**AIM OF THE TASK:**
Each line of the listing that includes the string "Головной" needs to be located and copied.
Content starts
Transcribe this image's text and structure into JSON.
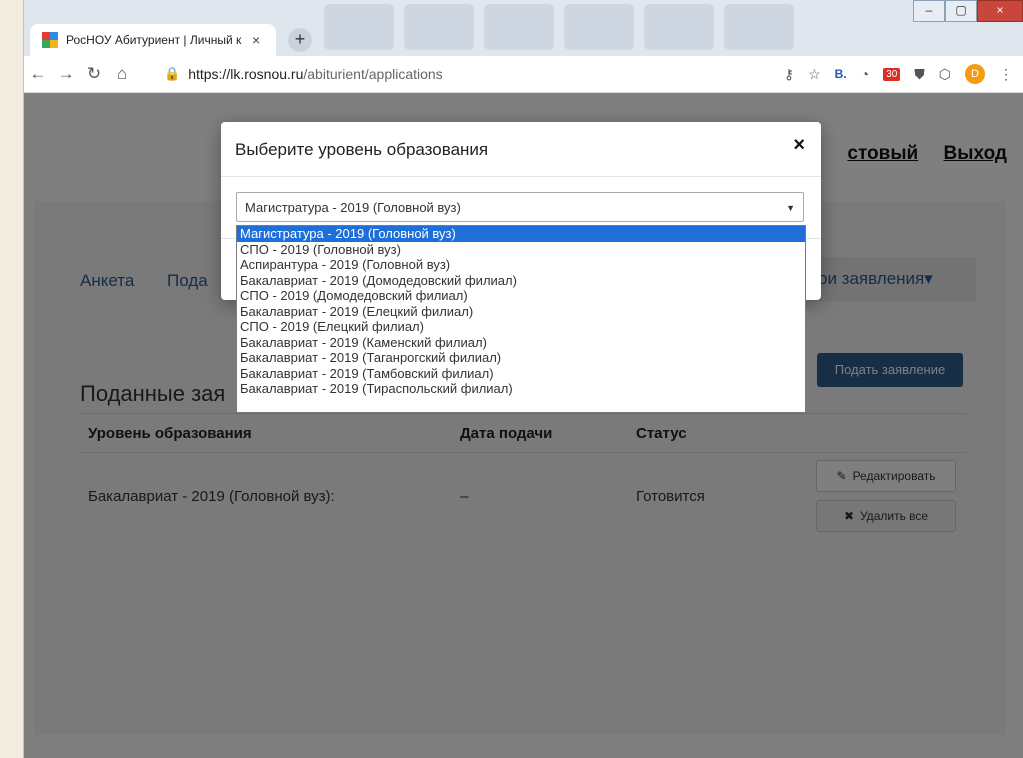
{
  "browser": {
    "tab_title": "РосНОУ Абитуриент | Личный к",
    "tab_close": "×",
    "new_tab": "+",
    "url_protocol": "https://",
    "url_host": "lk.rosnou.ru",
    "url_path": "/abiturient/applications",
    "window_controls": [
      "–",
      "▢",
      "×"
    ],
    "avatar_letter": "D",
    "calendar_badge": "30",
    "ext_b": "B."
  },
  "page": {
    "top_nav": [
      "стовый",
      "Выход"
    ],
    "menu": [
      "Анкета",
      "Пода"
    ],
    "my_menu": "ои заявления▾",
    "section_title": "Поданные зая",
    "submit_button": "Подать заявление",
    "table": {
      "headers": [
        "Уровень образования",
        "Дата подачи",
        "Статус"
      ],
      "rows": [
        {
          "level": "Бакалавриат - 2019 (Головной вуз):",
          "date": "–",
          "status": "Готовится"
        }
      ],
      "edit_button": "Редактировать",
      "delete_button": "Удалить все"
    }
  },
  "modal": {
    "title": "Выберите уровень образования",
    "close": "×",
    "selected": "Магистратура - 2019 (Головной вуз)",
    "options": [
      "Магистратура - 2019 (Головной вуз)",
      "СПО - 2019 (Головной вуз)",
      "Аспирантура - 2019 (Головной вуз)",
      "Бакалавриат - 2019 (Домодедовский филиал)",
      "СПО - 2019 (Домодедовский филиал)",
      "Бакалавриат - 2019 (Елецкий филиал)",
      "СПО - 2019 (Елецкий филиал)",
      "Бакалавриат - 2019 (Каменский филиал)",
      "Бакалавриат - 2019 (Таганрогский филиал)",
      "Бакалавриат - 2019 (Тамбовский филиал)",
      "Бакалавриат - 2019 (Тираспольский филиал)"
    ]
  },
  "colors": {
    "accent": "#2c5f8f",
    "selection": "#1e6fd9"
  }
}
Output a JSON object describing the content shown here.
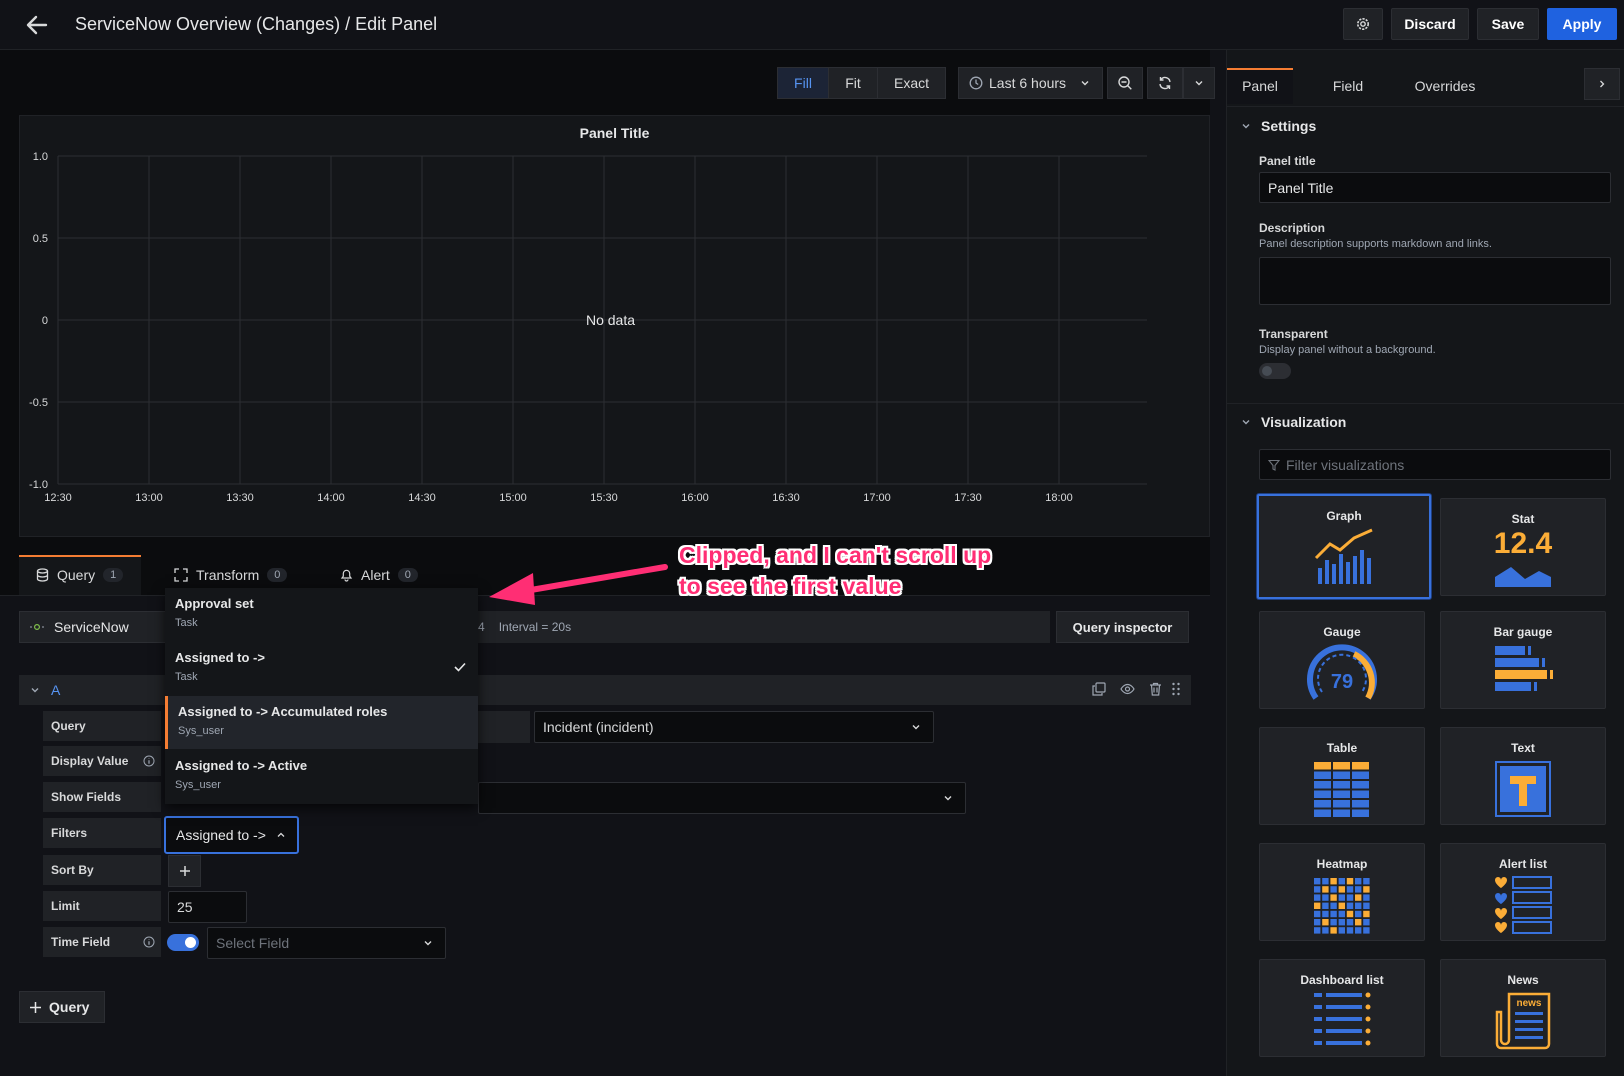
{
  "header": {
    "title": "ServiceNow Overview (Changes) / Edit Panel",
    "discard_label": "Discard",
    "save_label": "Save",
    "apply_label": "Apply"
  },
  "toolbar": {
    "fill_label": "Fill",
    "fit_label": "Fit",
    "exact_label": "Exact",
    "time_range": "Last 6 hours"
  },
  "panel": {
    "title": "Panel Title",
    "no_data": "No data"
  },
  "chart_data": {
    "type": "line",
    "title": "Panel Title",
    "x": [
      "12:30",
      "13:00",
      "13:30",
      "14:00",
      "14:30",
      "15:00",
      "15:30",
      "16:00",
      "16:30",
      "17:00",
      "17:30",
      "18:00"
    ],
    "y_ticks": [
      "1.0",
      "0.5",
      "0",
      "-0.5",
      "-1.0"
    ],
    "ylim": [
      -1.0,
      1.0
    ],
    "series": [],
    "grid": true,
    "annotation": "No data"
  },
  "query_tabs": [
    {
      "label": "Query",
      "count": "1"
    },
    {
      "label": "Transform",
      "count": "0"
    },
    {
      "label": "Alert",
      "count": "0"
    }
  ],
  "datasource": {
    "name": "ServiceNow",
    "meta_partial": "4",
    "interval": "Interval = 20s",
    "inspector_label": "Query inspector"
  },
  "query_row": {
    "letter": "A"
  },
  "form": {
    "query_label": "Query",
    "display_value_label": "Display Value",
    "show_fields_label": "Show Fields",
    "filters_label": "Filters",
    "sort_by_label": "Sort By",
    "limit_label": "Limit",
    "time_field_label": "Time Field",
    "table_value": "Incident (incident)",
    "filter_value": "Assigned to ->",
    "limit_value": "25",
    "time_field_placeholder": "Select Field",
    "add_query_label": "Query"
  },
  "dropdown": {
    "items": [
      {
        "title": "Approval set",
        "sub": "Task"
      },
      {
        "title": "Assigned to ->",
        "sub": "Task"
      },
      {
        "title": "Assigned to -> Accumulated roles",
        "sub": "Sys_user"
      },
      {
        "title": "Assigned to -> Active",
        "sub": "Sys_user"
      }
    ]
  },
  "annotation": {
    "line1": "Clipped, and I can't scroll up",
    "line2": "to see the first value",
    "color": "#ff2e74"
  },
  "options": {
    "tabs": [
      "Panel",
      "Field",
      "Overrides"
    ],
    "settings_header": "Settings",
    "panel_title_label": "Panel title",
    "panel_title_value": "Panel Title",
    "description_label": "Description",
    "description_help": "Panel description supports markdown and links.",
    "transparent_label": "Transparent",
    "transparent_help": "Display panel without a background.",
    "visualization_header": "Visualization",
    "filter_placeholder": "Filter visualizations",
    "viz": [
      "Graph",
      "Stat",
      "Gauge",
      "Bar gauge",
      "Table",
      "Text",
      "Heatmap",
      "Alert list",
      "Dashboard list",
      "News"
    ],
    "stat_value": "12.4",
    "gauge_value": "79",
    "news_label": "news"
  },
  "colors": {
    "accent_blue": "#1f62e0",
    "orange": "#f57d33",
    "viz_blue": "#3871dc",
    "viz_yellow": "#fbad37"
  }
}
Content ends
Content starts
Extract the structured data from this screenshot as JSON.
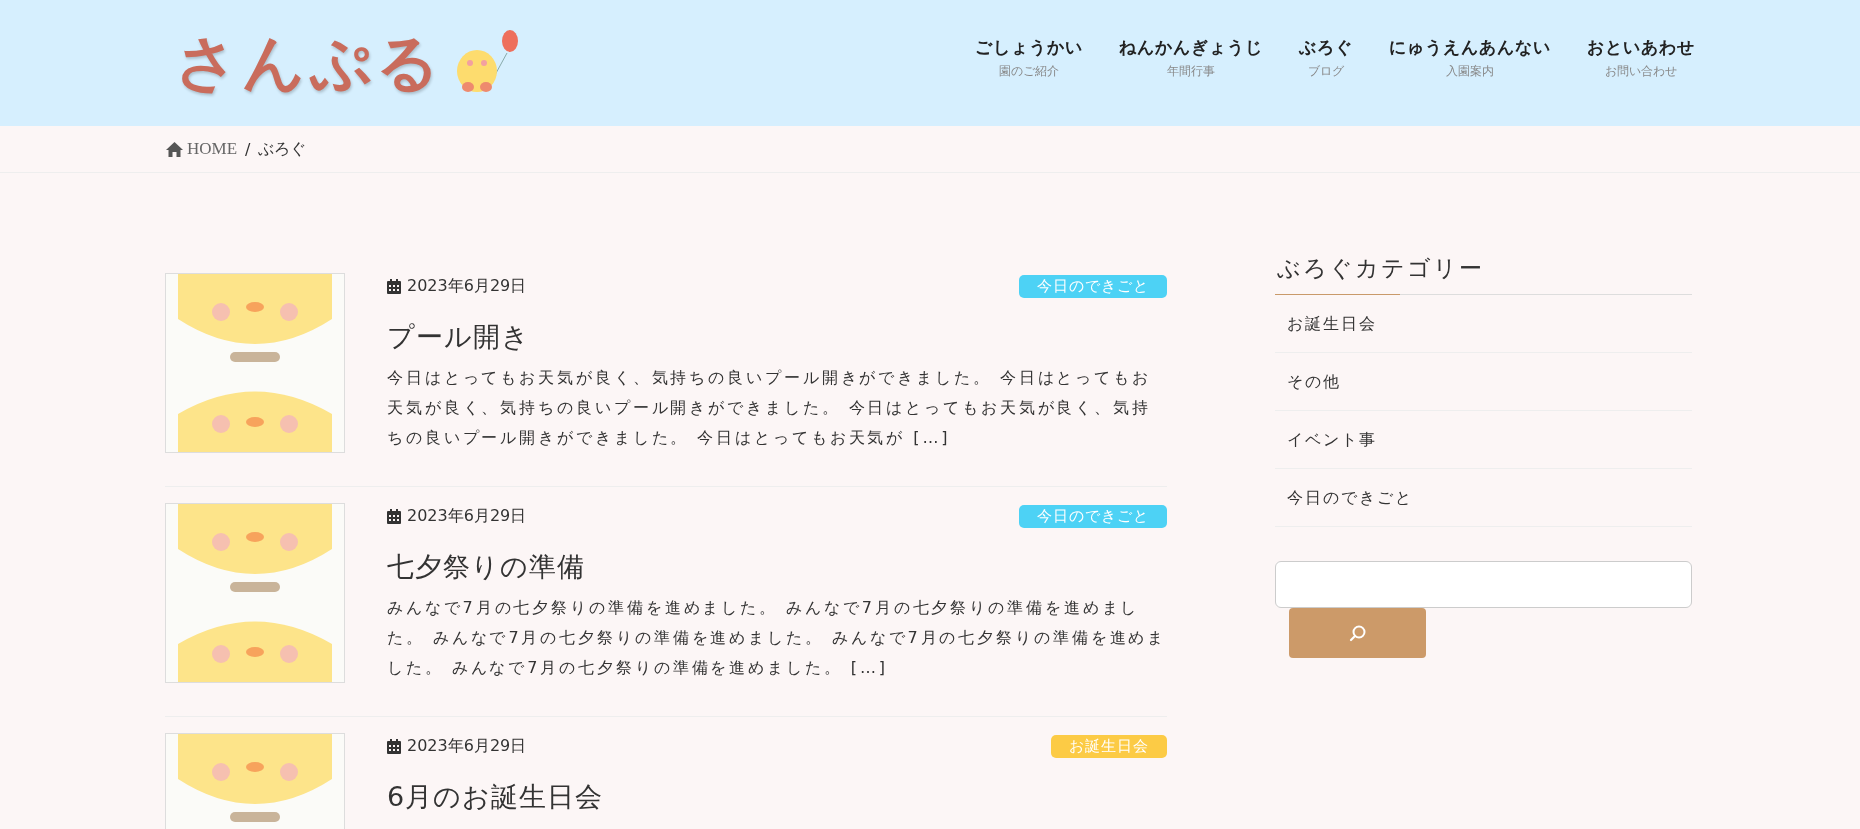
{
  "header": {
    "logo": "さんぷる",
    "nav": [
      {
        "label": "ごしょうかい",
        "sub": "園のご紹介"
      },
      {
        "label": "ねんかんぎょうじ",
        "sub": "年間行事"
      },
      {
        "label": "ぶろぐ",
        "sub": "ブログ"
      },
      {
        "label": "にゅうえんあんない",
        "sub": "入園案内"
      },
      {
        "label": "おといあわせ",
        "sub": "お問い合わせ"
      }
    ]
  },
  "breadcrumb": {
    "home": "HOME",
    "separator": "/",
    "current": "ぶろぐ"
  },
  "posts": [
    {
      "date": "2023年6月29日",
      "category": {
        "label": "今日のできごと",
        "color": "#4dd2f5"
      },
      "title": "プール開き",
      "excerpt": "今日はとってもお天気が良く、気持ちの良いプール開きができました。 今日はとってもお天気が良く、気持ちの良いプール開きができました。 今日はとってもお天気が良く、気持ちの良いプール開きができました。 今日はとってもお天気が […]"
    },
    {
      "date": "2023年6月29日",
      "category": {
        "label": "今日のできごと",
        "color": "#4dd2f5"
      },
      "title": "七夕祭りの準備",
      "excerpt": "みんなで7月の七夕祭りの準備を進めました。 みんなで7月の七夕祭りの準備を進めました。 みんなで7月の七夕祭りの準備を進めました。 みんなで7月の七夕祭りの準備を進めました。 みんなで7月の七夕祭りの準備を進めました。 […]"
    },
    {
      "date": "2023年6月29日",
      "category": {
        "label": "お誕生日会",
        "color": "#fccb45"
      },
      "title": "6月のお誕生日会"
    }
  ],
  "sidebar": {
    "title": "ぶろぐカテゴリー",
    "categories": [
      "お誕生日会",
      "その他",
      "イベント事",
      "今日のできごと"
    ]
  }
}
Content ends
**TASK ANSWER:**
          "level": "Бакалавриат - 2019 (Головной вуз):",
    "selected": "Магистратура - 2019 (Головной вуз)",
      "Магистратура - 2019 (Головной вуз)",
      "СПО - 2019 (Головной вуз)",
      "Аспирантура - 2019 (Головной вуз)",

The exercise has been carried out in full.